Copy out every line of the data exactly.

--- DATASET RECORDS Enclosed Below ---

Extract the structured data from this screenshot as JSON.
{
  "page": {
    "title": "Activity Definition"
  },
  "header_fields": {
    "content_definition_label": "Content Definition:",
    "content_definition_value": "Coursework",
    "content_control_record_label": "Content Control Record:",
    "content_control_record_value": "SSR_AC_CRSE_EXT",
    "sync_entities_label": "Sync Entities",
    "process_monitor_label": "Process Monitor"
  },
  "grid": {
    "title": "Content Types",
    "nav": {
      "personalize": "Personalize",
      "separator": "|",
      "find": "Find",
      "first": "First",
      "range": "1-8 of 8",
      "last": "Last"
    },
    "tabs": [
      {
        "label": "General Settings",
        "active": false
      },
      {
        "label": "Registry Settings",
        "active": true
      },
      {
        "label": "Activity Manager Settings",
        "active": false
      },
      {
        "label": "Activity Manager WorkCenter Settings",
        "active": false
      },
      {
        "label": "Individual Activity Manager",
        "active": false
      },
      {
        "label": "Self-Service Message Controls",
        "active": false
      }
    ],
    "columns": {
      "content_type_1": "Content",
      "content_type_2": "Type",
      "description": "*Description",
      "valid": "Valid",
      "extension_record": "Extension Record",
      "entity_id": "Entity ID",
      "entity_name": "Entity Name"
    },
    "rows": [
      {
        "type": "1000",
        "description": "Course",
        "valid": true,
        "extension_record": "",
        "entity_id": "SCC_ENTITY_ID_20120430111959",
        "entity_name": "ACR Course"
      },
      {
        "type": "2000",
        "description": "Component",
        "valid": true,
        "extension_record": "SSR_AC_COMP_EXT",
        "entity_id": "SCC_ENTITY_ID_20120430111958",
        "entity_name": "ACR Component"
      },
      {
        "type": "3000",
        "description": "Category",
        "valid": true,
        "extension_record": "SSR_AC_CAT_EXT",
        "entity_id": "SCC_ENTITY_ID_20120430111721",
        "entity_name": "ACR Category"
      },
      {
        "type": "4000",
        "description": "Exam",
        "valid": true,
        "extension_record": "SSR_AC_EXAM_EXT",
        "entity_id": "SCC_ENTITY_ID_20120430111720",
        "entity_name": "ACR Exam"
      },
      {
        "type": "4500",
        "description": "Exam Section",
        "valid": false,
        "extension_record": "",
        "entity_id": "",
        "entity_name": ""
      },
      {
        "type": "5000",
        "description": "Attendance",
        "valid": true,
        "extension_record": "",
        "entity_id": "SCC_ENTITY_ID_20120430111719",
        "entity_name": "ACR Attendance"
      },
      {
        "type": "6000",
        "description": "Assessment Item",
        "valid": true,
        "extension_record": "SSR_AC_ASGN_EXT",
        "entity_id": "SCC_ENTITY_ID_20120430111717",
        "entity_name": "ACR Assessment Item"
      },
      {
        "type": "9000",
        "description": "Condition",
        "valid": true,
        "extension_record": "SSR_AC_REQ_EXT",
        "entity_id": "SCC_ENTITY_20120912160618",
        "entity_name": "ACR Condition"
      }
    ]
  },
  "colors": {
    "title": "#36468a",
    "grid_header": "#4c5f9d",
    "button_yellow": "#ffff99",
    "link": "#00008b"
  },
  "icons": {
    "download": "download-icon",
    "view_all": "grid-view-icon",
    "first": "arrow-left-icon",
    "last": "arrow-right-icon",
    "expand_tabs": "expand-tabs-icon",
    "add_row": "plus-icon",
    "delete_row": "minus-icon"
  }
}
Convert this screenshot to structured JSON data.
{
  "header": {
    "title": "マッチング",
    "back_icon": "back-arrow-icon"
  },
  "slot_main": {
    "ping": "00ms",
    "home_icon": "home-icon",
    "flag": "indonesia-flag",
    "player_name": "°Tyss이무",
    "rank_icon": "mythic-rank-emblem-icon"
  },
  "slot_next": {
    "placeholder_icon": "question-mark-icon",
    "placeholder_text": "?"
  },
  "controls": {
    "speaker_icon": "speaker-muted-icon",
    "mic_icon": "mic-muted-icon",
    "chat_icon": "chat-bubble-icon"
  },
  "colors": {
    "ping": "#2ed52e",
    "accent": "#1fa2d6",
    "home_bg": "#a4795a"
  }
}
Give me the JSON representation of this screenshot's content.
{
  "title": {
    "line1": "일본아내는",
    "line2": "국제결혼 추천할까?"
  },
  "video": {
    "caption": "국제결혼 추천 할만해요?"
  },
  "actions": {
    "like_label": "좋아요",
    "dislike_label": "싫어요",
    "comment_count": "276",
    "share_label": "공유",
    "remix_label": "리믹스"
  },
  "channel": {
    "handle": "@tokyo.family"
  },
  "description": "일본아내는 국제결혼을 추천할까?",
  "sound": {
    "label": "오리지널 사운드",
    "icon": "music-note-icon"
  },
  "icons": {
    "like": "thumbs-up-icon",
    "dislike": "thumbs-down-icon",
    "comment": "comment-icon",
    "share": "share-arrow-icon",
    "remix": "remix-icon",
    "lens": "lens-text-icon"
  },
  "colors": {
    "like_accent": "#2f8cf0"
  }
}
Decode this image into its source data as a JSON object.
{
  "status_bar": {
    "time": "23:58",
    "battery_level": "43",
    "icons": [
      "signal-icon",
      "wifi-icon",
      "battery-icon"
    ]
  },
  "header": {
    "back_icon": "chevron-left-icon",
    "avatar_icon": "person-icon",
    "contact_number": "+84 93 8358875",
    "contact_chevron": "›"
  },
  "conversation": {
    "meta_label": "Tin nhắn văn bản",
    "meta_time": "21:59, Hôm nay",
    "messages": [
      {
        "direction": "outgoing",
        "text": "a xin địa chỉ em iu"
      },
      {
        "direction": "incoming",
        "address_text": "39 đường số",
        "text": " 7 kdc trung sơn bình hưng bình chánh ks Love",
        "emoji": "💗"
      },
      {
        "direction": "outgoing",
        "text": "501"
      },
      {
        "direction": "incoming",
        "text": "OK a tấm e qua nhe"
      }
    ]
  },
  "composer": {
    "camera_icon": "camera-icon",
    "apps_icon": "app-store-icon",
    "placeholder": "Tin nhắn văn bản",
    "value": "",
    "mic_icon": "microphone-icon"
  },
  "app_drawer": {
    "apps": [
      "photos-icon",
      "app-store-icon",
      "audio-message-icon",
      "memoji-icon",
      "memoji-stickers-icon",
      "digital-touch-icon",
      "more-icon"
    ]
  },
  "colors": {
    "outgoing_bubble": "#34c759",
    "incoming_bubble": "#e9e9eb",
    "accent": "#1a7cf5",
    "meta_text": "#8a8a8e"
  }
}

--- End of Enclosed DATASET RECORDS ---

■ COMPLETED EXERCISE
Extract the structured data from this screenshot as JSON.
{
  "page": {
    "title": "Activity Definition"
  },
  "header_fields": {
    "content_definition_label": "Content Definition:",
    "content_definition_value": "Coursework",
    "content_control_record_label": "Content Control Record:",
    "content_control_record_value": "SSR_AC_CRSE_EXT",
    "sync_entities_label": "Sync Entities",
    "process_monitor_label": "Process Monitor"
  },
  "grid": {
    "title": "Content Types",
    "nav": {
      "personalize": "Personalize",
      "separator": "|",
      "find": "Find",
      "first": "First",
      "range": "1-8 of 8",
      "last": "Last"
    },
    "tabs": [
      {
        "label": "General Settings",
        "active": false
      },
      {
        "label": "Registry Settings",
        "active": true
      },
      {
        "label": "Activity Manager Settings",
        "active": false
      },
      {
        "label": "Activity Manager WorkCenter Settings",
        "active": false
      },
      {
        "label": "Individual Activity Manager",
        "active": false
      },
      {
        "label": "Self-Service Message Controls",
        "active": false
      }
    ],
    "columns": {
      "content_type_1": "Content",
      "content_type_2": "Type",
      "description": "*Description",
      "valid": "Valid",
      "extension_record": "Extension Record",
      "entity_id": "Entity ID",
      "entity_name": "Entity Name"
    },
    "rows": [
      {
        "type": "1000",
        "description": "Course",
        "valid": true,
        "extension_record": "",
        "entity_id": "SCC_ENTITY_ID_20120430111959",
        "entity_name": "ACR Course"
      },
      {
        "type": "2000",
        "description": "Component",
        "valid": true,
        "extension_record": "SSR_AC_COMP_EXT",
        "entity_id": "SCC_ENTITY_ID_20120430111958",
        "entity_name": "ACR Component"
      },
      {
        "type": "3000",
        "description": "Category",
        "valid": true,
        "extension_record": "SSR_AC_CAT_EXT",
        "entity_id": "SCC_ENTITY_ID_20120430111721",
        "entity_name": "ACR Category"
      },
      {
        "type": "4000",
        "description": "Exam",
        "valid": true,
        "extension_record": "SSR_AC_EXAM_EXT",
        "entity_id": "SCC_ENTITY_ID_20120430111720",
        "entity_name": "ACR Exam"
      },
      {
        "type": "4500",
        "description": "Exam Section",
        "valid": false,
        "extension_record": "",
        "entity_id": "",
        "entity_name": ""
      },
      {
        "type": "5000",
        "description": "Attendance",
        "valid": true,
        "extension_record": "",
        "entity_id": "SCC_ENTITY_ID_20120430111719",
        "entity_name": "ACR Attendance"
      },
      {
        "type": "6000",
        "description": "Assessment Item",
        "valid": true,
        "extension_record": "SSR_AC_ASGN_EXT",
        "entity_id": "SCC_ENTITY_ID_20120430111717",
        "entity_name": "ACR Assessment Item"
      },
      {
        "type": "9000",
        "description": "Condition",
        "valid": true,
        "extension_record": "SSR_AC_REQ_EXT",
        "entity_id": "SCC_ENTITY_20120912160618",
        "entity_name": "ACR Condition"
      }
    ]
  },
  "colors": {
    "title": "#36468a",
    "grid_header": "#4c5f9d",
    "button_yellow": "#ffff99",
    "link": "#00008b"
  },
  "icons": {
    "download": "download-icon",
    "view_all": "grid-view-icon",
    "first": "arrow-left-icon",
    "last": "arrow-right-icon",
    "expand_tabs": "expand-tabs-icon",
    "add_row": "plus-icon",
    "delete_row": "minus-icon"
  }
}
Convert this screenshot to structured JSON data.
{
  "header": {
    "title": "マッチング",
    "back_icon": "back-arrow-icon"
  },
  "slot_main": {
    "ping": "00ms",
    "home_icon": "home-icon",
    "flag": "indonesia-flag",
    "player_name": "°Tyss이무",
    "rank_icon": "mythic-rank-emblem-icon"
  },
  "slot_next": {
    "placeholder_icon": "question-mark-icon",
    "placeholder_text": "?"
  },
  "controls": {
    "speaker_icon": "speaker-muted-icon",
    "mic_icon": "mic-muted-icon",
    "chat_icon": "chat-bubble-icon"
  },
  "colors": {
    "ping": "#2ed52e",
    "accent": "#1fa2d6",
    "home_bg": "#a4795a"
  }
}
Give me the JSON representation of this screenshot's content.
{
  "title": {
    "line1": "일본아내는",
    "line2": "국제결혼 추천할까?"
  },
  "video": {
    "caption": "국제결혼 추천 할만해요?"
  },
  "actions": {
    "like_label": "좋아요",
    "dislike_label": "싫어요",
    "comment_count": "276",
    "share_label": "공유",
    "remix_label": "리믹스"
  },
  "channel": {
    "handle": "@tokyo.family"
  },
  "description": "일본아내는 국제결혼을 추천할까?",
  "sound": {
    "label": "오리지널 사운드",
    "icon": "music-note-icon"
  },
  "icons": {
    "like": "thumbs-up-icon",
    "dislike": "thumbs-down-icon",
    "comment": "comment-icon",
    "share": "share-arrow-icon",
    "remix": "remix-icon",
    "lens": "lens-text-icon"
  },
  "colors": {
    "like_accent": "#2f8cf0"
  }
}
Decode this image into its source data as a JSON object.
{
  "status_bar": {
    "time": "23:58",
    "battery_level": "43",
    "icons": [
      "signal-icon",
      "wifi-icon",
      "battery-icon"
    ]
  },
  "header": {
    "back_icon": "chevron-left-icon",
    "avatar_icon": "person-icon",
    "contact_number": "+84 93 8358875",
    "contact_chevron": "›"
  },
  "conversation": {
    "meta_label": "Tin nhắn văn bản",
    "meta_time": "21:59, Hôm nay",
    "messages": [
      {
        "direction": "outgoing",
        "text": "a xin địa chỉ em iu"
      },
      {
        "direction": "incoming",
        "address_text": "39 đường số",
        "text": " 7 kdc trung sơn bình hưng bình chánh ks Love",
        "emoji": "💗"
      },
      {
        "direction": "outgoing",
        "text": "501"
      },
      {
        "direction": "incoming",
        "text": "OK a tấm e qua nhe"
      }
    ]
  },
  "composer": {
    "camera_icon": "camera-icon",
    "apps_icon": "app-store-icon",
    "placeholder": "Tin nhắn văn bản",
    "value": "",
    "mic_icon": "microphone-icon"
  },
  "app_drawer": {
    "apps": [
      "photos-icon",
      "app-store-icon",
      "audio-message-icon",
      "memoji-icon",
      "memoji-stickers-icon",
      "digital-touch-icon",
      "more-icon"
    ]
  },
  "colors": {
    "outgoing_bubble": "#34c759",
    "incoming_bubble": "#e9e9eb",
    "accent": "#1a7cf5",
    "meta_text": "#8a8a8e"
  }
}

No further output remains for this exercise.